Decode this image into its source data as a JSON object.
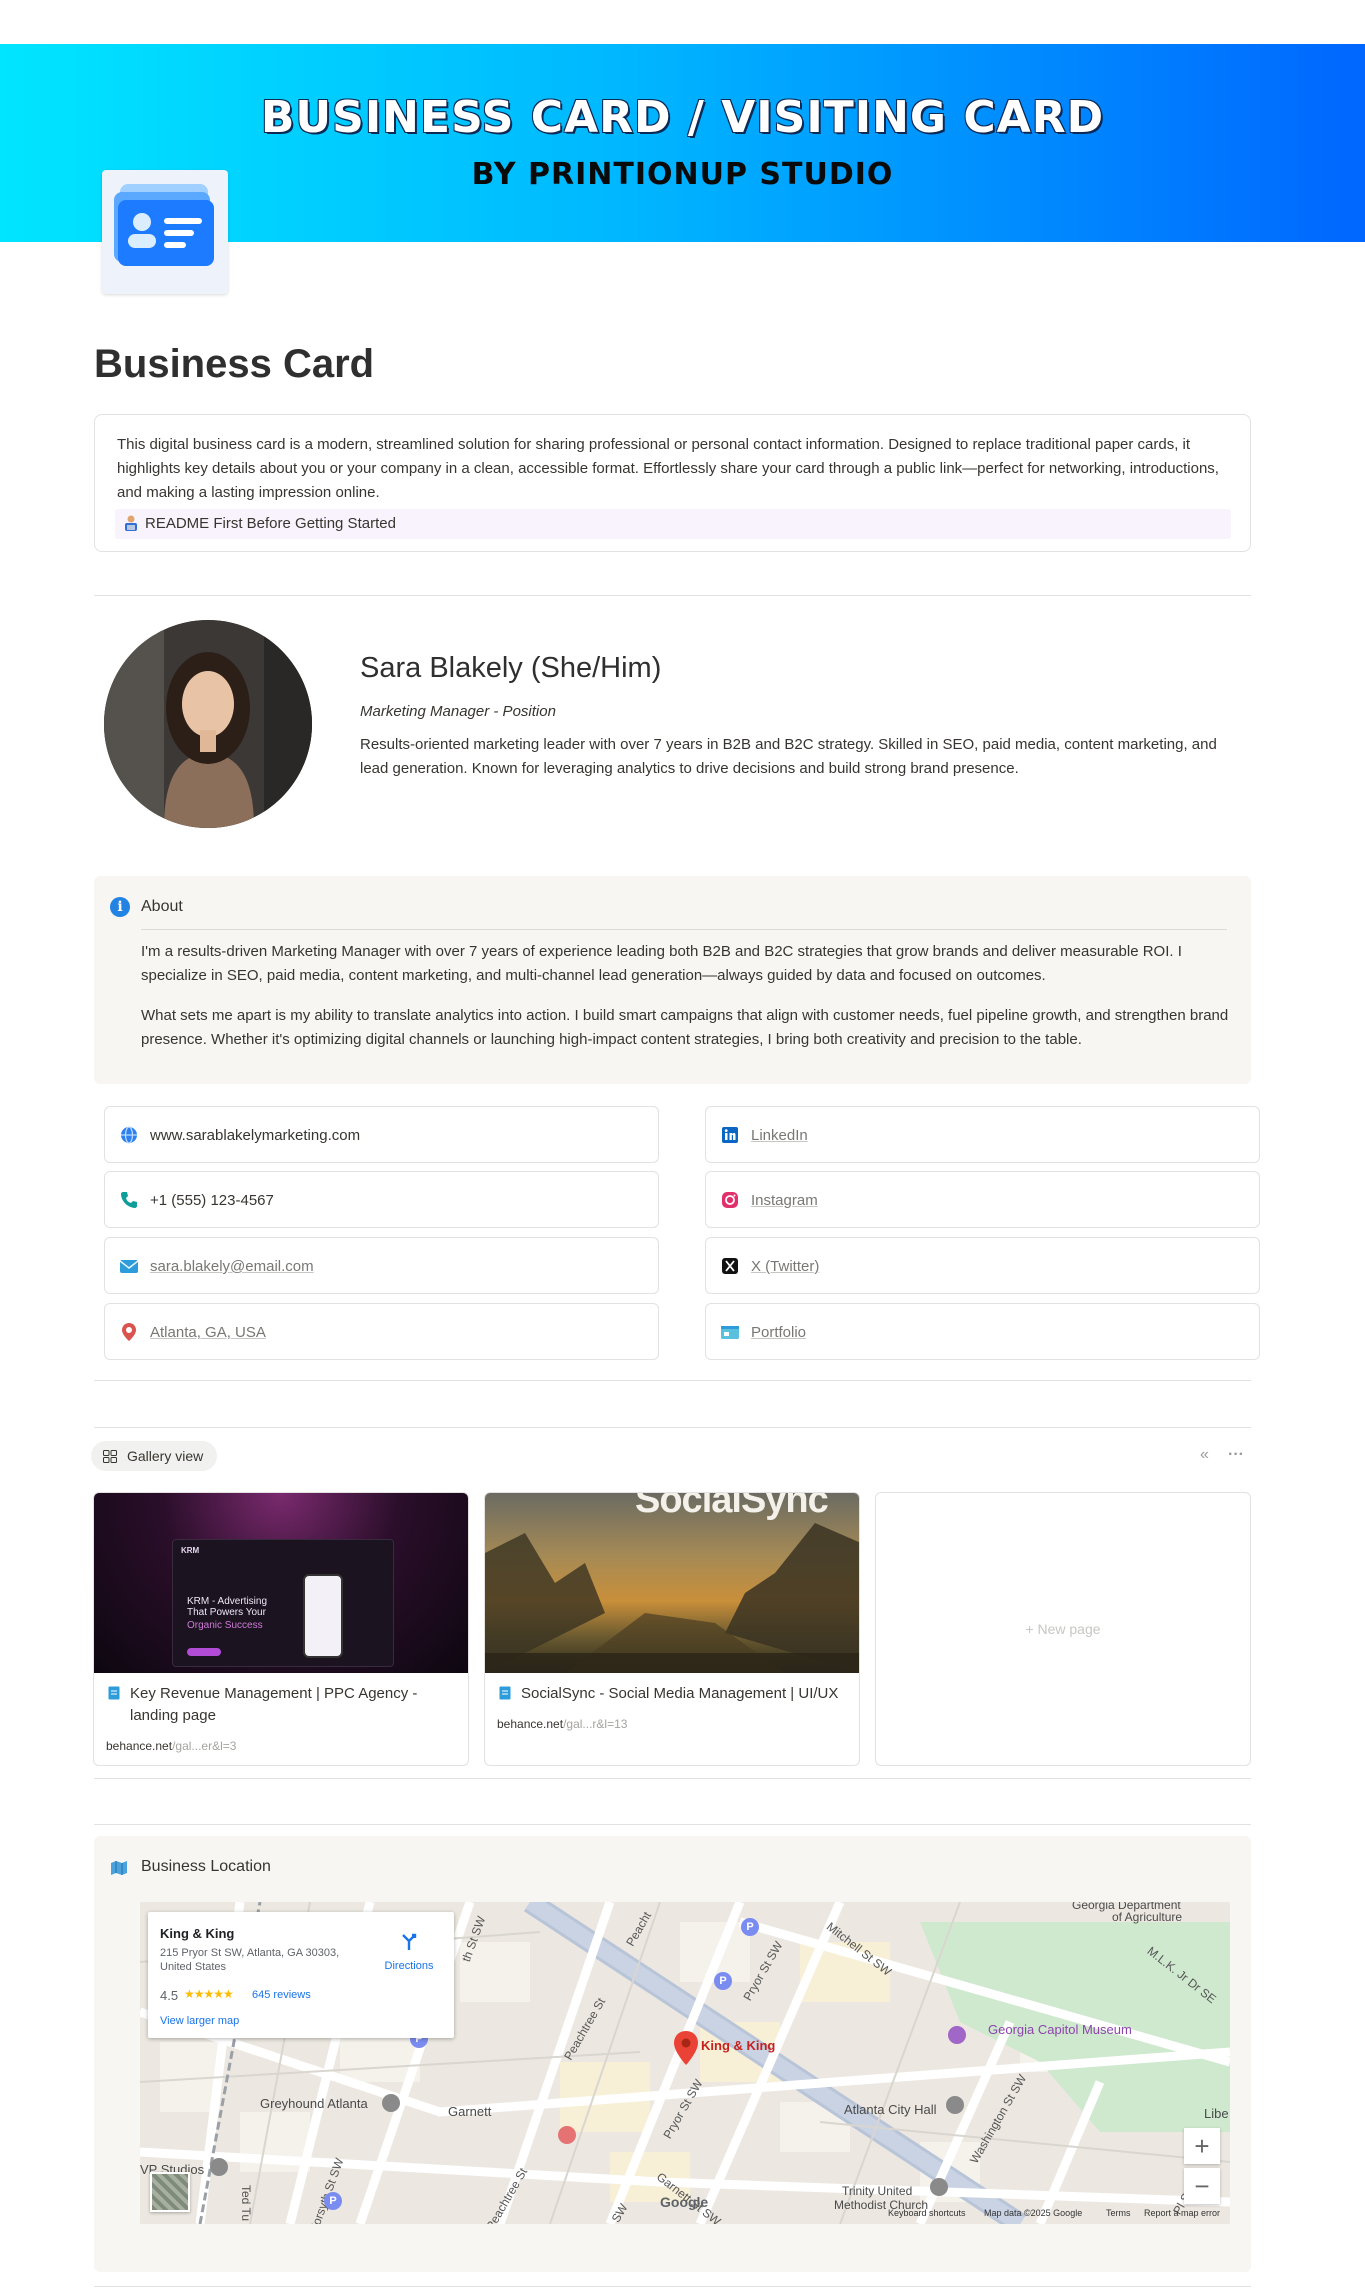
{
  "banner": {
    "title": "BUSINESS CARD / VISITING CARD",
    "subtitle": "BY PRINTIONUP STUDIO"
  },
  "page": {
    "title": "Business Card",
    "description": "This digital business card is a modern, streamlined solution for sharing professional or personal contact information. Designed to replace traditional paper cards, it highlights key details about you or your company in a clean, accessible format. Effortlessly share your card through a public link—perfect for networking, introductions, and making a lasting impression online.",
    "readme_label": "README First Before Getting Started"
  },
  "profile": {
    "name": "Sara Blakely (She/Him)",
    "position": "Marketing Manager - Position",
    "bio": "Results-oriented marketing leader with over 7 years in B2B and B2C strategy. Skilled in SEO, paid media, content marketing, and lead generation. Known for leveraging analytics to drive decisions and build strong brand presence."
  },
  "about": {
    "title": "About",
    "paragraphs": [
      "I'm a results-driven Marketing Manager with over 7 years of experience leading both B2B and B2C strategies that grow brands and deliver measurable ROI. I specialize in SEO, paid media, content marketing, and multi-channel lead generation—always guided by data and focused on outcomes.",
      "What sets me apart is my ability to translate analytics into action. I build smart campaigns that align with customer needs, fuel pipeline growth, and strengthen brand presence. Whether it's optimizing digital channels or launching high-impact content strategies, I bring both creativity and precision to the table."
    ]
  },
  "contacts_left": [
    {
      "icon": "globe-icon",
      "text": "www.sarablakelymarketing.com"
    },
    {
      "icon": "phone-icon",
      "text": "+1 (555) 123-4567"
    },
    {
      "icon": "email-icon",
      "text": "sara.blakely@email.com"
    },
    {
      "icon": "location-pin-icon",
      "text": "Atlanta, GA, USA"
    }
  ],
  "contacts_right": [
    {
      "icon": "linkedin-icon",
      "text": "LinkedIn"
    },
    {
      "icon": "instagram-icon",
      "text": "Instagram"
    },
    {
      "icon": "x-twitter-icon",
      "text": "X (Twitter)"
    },
    {
      "icon": "portfolio-icon",
      "text": "Portfolio"
    }
  ],
  "gallery": {
    "tab_label": "Gallery view",
    "cards": [
      {
        "title": "Key Revenue Management | PPC Agency - landing page",
        "url_domain": "behance.net",
        "url_rest": "/gal...er&l=3",
        "image_text": {
          "logo": "KRM",
          "headline": "KRM - Advertising That Powers Your",
          "accent": "Organic Success"
        }
      },
      {
        "title": "SocialSync - Social Media Management | UI/UX",
        "url_domain": "behance.net",
        "url_rest": "/gal...r&l=13",
        "image_text": {
          "headline": "SocialSync"
        }
      }
    ],
    "new_page_label": "+ New page"
  },
  "location": {
    "title": "Business Location",
    "popup": {
      "name": "King & King",
      "address": "215 Pryor St SW, Atlanta, GA 30303, United States",
      "rating": "4.5",
      "stars": "★★★★★",
      "reviews": "645 reviews",
      "directions": "Directions",
      "larger_map": "View larger map"
    },
    "labels": {
      "pin": "King & King",
      "museum": "Georgia Capitol Museum",
      "city_hall": "Atlanta City Hall",
      "church1": "Trinity United",
      "church2": "Methodist Church",
      "greyhound": "Greyhound Atlanta",
      "garnett": "Garnett",
      "vp": "VP Studios",
      "agri1": "Georgia Department",
      "agri2": "of Agriculture",
      "libe": "Libe",
      "mlk": "M.L.K. Jr Dr SE",
      "mitchell": "Mitchell St SW",
      "peachtree": "Peachtree St",
      "peachtree2": "Peachtree St",
      "peacht": "Peacht",
      "pryor": "Pryor St SW",
      "pryor2": "Pryor St SW",
      "washington": "Washington St SW",
      "garnett_st": "Garnett St SW",
      "forsyth": "Forsyth St SW",
      "ted": "Ted Tu",
      "th_st": "th St SW",
      "pl_sw": "Pl SW",
      "sw": "SW"
    },
    "attribution": {
      "google": "Google",
      "shortcuts": "Keyboard shortcuts",
      "mapdata": "Map data ©2025 Google",
      "terms": "Terms",
      "report": "Report a map error"
    },
    "zoom_in": "+",
    "zoom_out": "−"
  }
}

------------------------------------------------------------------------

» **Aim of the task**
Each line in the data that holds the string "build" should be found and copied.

» **The answer**
    "bio": "Results-oriented marketing leader with over 7 years in B2B and B2C strategy. Skilled in SEO, paid media, content marketing, and lead generation. Known for leveraging analytics to drive decisions and build strong brand presence."
      "What sets me apart is my ability to translate analytics into action. I build smart campaigns that align with customer needs, fuel pipeline growth, and strengthen brand presence. Whether it's optimizing digital channels or launching high-impact content strategies, I bring both creativity and precision to the table."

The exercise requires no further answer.